Today is National Flash Fiction Day (NFFD), which is a day to celebrate the art form of the very short story. I love writing flash fiction - it’s a fun challenge to create characters in such a small space and still get the reader to care about them and their situations. Also I’ve always been a fan of twist endings, and flash is the perfect medium for twists.
I regularly participate in flash fiction competitions held by NYC Midnight, which is where I met the fabulous writer Rachael Dunlop. Rachael is part of the team organizing Flashpoints to celebrate NFFD, so I heard about this fun writing activity from her.
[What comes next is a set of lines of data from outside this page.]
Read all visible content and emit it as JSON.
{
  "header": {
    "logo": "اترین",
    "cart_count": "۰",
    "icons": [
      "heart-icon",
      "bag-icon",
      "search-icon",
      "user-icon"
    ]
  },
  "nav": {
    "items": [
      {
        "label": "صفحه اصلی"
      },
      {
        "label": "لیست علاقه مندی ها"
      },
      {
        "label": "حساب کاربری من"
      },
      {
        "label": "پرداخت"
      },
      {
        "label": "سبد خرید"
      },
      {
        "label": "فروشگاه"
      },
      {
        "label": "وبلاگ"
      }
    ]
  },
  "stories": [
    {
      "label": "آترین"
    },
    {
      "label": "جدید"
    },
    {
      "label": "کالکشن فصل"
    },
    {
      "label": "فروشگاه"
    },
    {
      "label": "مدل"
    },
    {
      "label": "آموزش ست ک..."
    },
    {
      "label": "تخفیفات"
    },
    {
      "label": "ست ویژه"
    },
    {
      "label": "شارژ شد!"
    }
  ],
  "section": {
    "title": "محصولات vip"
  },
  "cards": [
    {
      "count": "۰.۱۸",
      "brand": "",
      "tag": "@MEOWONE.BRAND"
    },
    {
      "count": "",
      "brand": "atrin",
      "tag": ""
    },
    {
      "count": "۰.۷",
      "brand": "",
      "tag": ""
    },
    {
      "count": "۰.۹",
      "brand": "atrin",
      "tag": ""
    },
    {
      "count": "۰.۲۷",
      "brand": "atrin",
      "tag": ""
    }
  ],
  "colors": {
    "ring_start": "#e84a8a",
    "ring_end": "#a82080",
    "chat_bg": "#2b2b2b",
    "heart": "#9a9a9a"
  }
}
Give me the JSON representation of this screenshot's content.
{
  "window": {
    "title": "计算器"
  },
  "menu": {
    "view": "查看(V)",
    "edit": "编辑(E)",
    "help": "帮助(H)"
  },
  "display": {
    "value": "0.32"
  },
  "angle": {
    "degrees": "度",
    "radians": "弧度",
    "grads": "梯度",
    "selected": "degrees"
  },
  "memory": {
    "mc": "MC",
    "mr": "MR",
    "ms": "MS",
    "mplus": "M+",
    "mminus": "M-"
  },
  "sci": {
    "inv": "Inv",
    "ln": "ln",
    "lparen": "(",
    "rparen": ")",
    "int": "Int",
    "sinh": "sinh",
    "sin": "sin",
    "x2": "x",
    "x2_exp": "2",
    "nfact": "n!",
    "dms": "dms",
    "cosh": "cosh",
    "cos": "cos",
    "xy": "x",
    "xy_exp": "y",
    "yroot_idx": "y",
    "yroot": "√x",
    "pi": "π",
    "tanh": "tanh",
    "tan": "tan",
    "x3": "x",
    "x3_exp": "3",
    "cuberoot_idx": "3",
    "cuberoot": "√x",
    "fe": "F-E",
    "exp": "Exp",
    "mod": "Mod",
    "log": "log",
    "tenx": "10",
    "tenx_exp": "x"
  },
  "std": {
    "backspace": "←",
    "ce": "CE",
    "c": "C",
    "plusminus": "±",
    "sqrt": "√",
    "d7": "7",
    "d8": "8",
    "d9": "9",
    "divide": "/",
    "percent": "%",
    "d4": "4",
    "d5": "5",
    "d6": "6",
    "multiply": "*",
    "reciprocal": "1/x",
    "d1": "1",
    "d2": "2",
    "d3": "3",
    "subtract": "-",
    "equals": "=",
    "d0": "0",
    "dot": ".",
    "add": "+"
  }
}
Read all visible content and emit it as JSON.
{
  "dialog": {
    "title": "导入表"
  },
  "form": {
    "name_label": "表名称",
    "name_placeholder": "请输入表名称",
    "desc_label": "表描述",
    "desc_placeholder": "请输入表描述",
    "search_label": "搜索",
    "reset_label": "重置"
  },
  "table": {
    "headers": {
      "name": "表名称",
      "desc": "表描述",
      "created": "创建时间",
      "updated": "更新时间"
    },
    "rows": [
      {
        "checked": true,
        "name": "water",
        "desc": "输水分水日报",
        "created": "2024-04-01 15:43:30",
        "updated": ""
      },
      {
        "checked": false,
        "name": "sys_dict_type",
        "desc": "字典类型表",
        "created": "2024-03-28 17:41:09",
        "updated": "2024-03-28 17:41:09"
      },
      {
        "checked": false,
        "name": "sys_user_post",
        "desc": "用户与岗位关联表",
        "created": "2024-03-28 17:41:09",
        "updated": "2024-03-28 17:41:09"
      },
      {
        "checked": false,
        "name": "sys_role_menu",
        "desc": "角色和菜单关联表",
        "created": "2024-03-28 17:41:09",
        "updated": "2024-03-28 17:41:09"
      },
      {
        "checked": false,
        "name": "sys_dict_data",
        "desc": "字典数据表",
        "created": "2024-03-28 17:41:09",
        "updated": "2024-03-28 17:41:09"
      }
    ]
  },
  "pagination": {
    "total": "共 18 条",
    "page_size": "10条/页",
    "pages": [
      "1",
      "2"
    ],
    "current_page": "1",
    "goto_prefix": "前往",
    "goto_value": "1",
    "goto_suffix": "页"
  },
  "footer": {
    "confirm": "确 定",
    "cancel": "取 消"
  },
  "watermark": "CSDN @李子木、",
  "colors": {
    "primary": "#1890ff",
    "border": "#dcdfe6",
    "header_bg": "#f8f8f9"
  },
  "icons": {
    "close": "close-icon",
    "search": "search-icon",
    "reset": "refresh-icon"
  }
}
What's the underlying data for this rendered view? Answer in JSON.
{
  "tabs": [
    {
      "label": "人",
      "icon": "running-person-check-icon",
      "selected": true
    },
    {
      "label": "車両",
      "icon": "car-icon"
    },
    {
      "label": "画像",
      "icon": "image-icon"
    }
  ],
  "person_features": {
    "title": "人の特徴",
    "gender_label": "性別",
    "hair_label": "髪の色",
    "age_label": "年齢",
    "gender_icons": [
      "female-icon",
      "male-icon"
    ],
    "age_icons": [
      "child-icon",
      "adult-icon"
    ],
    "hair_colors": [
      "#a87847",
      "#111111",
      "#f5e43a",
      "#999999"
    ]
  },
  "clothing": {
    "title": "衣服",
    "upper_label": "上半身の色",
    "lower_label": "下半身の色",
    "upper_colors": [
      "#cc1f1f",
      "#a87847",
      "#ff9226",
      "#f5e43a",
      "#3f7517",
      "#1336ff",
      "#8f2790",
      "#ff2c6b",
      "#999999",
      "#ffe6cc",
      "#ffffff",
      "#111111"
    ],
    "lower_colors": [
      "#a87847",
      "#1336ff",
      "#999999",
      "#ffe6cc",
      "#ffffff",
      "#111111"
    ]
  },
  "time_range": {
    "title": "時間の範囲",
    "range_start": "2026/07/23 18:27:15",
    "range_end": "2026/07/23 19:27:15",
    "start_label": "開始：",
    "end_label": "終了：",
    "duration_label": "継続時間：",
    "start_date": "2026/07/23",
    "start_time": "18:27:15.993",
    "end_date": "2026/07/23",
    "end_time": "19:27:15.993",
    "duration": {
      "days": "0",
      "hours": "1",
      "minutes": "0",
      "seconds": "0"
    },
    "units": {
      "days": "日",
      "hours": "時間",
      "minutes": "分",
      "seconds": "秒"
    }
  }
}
Flashpoints combines the public spontaneity of a flash-mob with creating and sharing a story. The full explanation is here, but basically: you go somewhere public, get inspired, scribble down a very short story, and leave it for someone to find. This sounded both exhilarating and a tad bit scary to me (no editing? no deleting and retyping every word choice 20 times?), so I was on the lookout for the right time to Flashpoint (does it work as a verb?).
A few weeks ago, my brother and I had a sneak peek screening of our latest short film High Heels and Hoodoo at the Indie Grits Film Festival in Columbia, SC. We had dinner with out-of-town family members, which finished sooner than we anticipated, so we ended up at the screening over an hour early. I was pacing to burn off nervous energy and trying not to fret, when out of the blue I remembered Flashpoints – what a perfect way to distract myself!
I glanced around the lobby of the theater at the other people waiting to see the films, and the idea for a story popped into my head. I pulled my handy-dandy notebook out of my purse and started scrawling. When I was done, I took a picture of it “in the wild” like the Flashpoints website requests. I also took a close-up picture so I could transcribe it for sending to Flashpoints. And I even took a picture of myself with it because I was all dressed up and since that so rarely happens I needed a photo for posterity. Then I left it in the lobby – I pity the poor person who tried to decipher my chicken scratch.
If you’re interested in reading the “masterpiece” I wrote that evening, you can find it here on the Flashpoints website.
It was a fun exercise, and I encourage all my writer friends to take a moment today to write a quick short story in celebration of National Flash Fiction Day.
Do you enjoy writing flash fiction? How are you celebrating National Flash Fiction Day? Are you thinking about finding your own Flashpoint?